▽

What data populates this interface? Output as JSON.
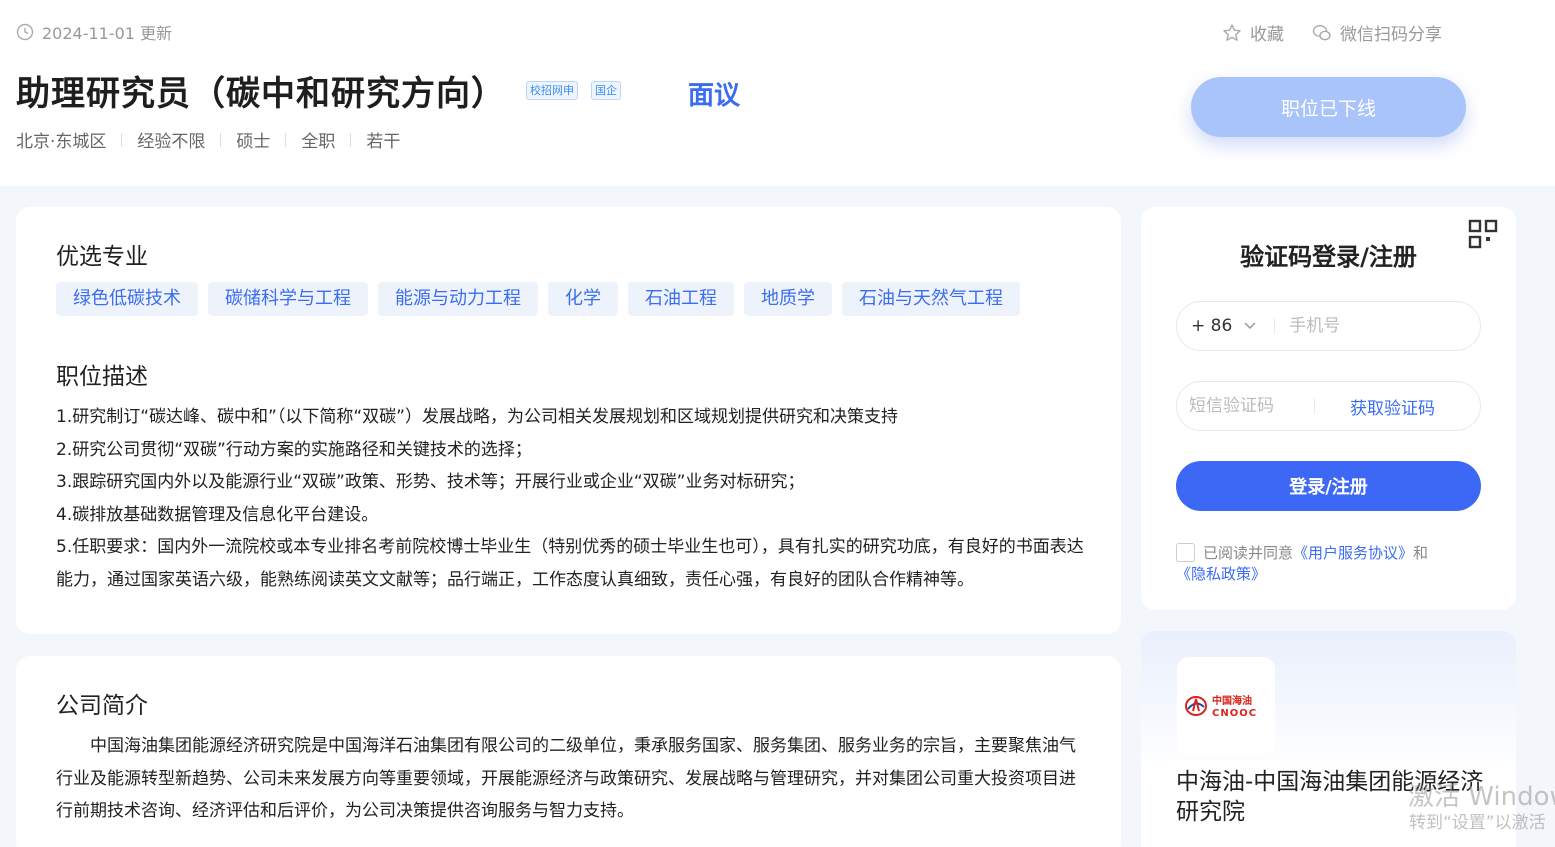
{
  "header": {
    "update_text": "2024-11-01 更新",
    "actions": {
      "collect": "收藏",
      "share": "微信扫码分享"
    },
    "job_title": "助理研究员（碳中和研究方向）",
    "tags": [
      "校招网申",
      "国企"
    ],
    "salary": "面议",
    "meta": [
      "北京·东城区",
      "经验不限",
      "硕士",
      "全职",
      "若干"
    ],
    "status_button": "职位已下线"
  },
  "main": {
    "majors_title": "优选专业",
    "majors": [
      "绿色低碳技术",
      "碳储科学与工程",
      "能源与动力工程",
      "化学",
      "石油工程",
      "地质学",
      "石油与天然气工程"
    ],
    "desc_title": "职位描述",
    "desc_lines": [
      "1.研究制订“碳达峰、碳中和”（以下简称“双碳”）发展战略，为公司相关发展规划和区域规划提供研究和决策支持",
      "2.研究公司贯彻“双碳”行动方案的实施路径和关键技术的选择；",
      "3.跟踪研究国内外以及能源行业“双碳”政策、形势、技术等；开展行业或企业“双碳”业务对标研究；",
      "4.碳排放基础数据管理及信息化平台建设。",
      "5.任职要求：国内外一流院校或本专业排名考前院校博士毕业生（特别优秀的硕士毕业生也可），具有扎实的研究功底，有良好的书面表达能力，通过国家英语六级，能熟练阅读英文文献等；品行端正，工作态度认真细致，责任心强，有良好的团队合作精神等。"
    ]
  },
  "company": {
    "title": "公司简介",
    "text": "中国海油集团能源经济研究院是中国海洋石油集团有限公司的二级单位，秉承服务国家、服务集团、服务业务的宗旨，主要聚焦油气行业及能源转型新趋势、公司未来发展方向等重要领域，开展能源经济与政策研究、发展战略与管理研究，并对集团公司重大投资项目进行前期技术咨询、经济评估和后评价，为公司决策提供咨询服务与智力支持。"
  },
  "login": {
    "title": "验证码登录/注册",
    "country_code": "+ 86",
    "phone_placeholder": "手机号",
    "sms_placeholder": "短信验证码",
    "get_code": "获取验证码",
    "submit": "登录/注册",
    "agree_prefix": "已阅读并同意",
    "agree_link1": "《用户服务协议》",
    "agree_mid": "和",
    "agree_link2": "《隐私政策》"
  },
  "side_company": {
    "logo_text_cn": "中国海油",
    "logo_text_en": "CNOOC",
    "name": "中海油-中国海油集团能源经济研究院"
  },
  "watermark": {
    "line1": "激活 Windows",
    "line2": "转到“设置”以激活"
  },
  "colors": {
    "accent": "#3d68f5",
    "disabled_button": "#a9c3fb",
    "tag_bg": "#eef3fb",
    "page_bg": "#f3f6fb",
    "cnooc_red": "#d8241c"
  }
}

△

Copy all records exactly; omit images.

What data populates this interface? Output as JSON.
{
  "header": {
    "update_text": "2024-11-01 更新",
    "actions": {
      "collect": "收藏",
      "share": "微信扫码分享"
    },
    "job_title": "助理研究员（碳中和研究方向）",
    "tags": [
      "校招网申",
      "国企"
    ],
    "salary": "面议",
    "meta": [
      "北京·东城区",
      "经验不限",
      "硕士",
      "全职",
      "若干"
    ],
    "status_button": "职位已下线"
  },
  "main": {
    "majors_title": "优选专业",
    "majors": [
      "绿色低碳技术",
      "碳储科学与工程",
      "能源与动力工程",
      "化学",
      "石油工程",
      "地质学",
      "石油与天然气工程"
    ],
    "desc_title": "职位描述",
    "desc_lines": [
      "1.研究制订“碳达峰、碳中和”（以下简称“双碳”）发展战略，为公司相关发展规划和区域规划提供研究和决策支持",
      "2.研究公司贯彻“双碳”行动方案的实施路径和关键技术的选择；",
      "3.跟踪研究国内外以及能源行业“双碳”政策、形势、技术等；开展行业或企业“双碳”业务对标研究；",
      "4.碳排放基础数据管理及信息化平台建设。",
      "5.任职要求：国内外一流院校或本专业排名考前院校博士毕业生（特别优秀的硕士毕业生也可），具有扎实的研究功底，有良好的书面表达能力，通过国家英语六级，能熟练阅读英文文献等；品行端正，工作态度认真细致，责任心强，有良好的团队合作精神等。"
    ]
  },
  "company": {
    "title": "公司简介",
    "text": "中国海油集团能源经济研究院是中国海洋石油集团有限公司的二级单位，秉承服务国家、服务集团、服务业务的宗旨，主要聚焦油气行业及能源转型新趋势、公司未来发展方向等重要领域，开展能源经济与政策研究、发展战略与管理研究，并对集团公司重大投资项目进行前期技术咨询、经济评估和后评价，为公司决策提供咨询服务与智力支持。"
  },
  "login": {
    "title": "验证码登录/注册",
    "country_code": "+ 86",
    "phone_placeholder": "手机号",
    "sms_placeholder": "短信验证码",
    "get_code": "获取验证码",
    "submit": "登录/注册",
    "agree_prefix": "已阅读并同意",
    "agree_link1": "《用户服务协议》",
    "agree_mid": "和",
    "agree_link2": "《隐私政策》"
  },
  "side_company": {
    "logo_text_cn": "中国海油",
    "logo_text_en": "CNOOC",
    "name": "中海油-中国海油集团能源经济研究院"
  },
  "watermark": {
    "line1": "激活 Windows",
    "line2": "转到“设置”以激活"
  },
  "colors": {
    "accent": "#3d68f5",
    "disabled_button": "#a9c3fb",
    "tag_bg": "#eef3fb",
    "page_bg": "#f3f6fb",
    "cnooc_red": "#d8241c"
  }
}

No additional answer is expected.